Magnetic fabric characteristics of bioturbated wave-produced grain orientation in the Bridport-Yeovil Sands (Lower Jurassic) of Southern England

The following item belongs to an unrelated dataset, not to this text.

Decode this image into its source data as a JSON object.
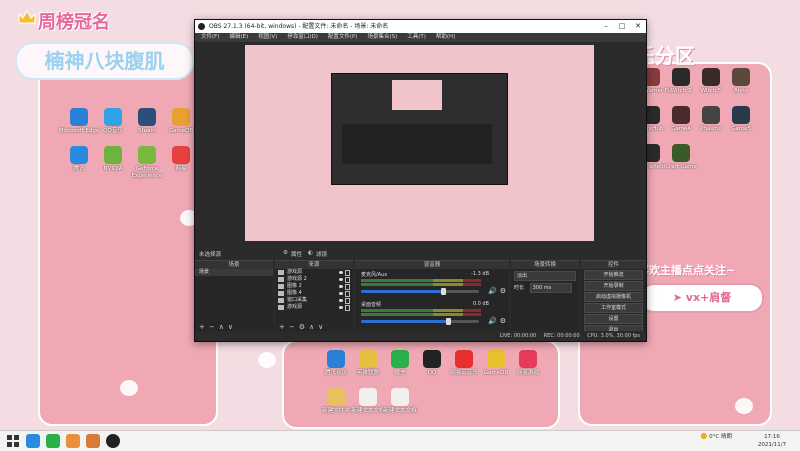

There is little visible primary hydrodynamic lamination preserved in the Bridport-Yeovil Sands as a result of intense bioturbation. Where lamination is present, it exhibits wave-produced characteristics, although current ripple lamination is also found. The grain orientation of a variety of bioturbated and non-bioturbated fine-grained sandstones has been determined by measuring the magnetic susceptibility anisotropy. The magnetic fabric is of a primary style and preserves two lineation directions approximately 90° apart in azimuth. These lineation directions are interpreted as the result of grain long-axis orientations produced by wave and current processes. The magnetic fabric is dominantly carried by a small proportion of paramagnetic minerals, thought to be largely detrital chlorite and micas. This magnetic fabric has been acquired by depositional alignment of the detrital phyllosilicates and by reorientation of the phyllosilicates during the early stages of compaction. The magnetic fabric of the intensely bioturbated sandstone is not significantly different in magnitude characteristics or in the preservation of lineation directions from that of the non-bioturbated sandstone.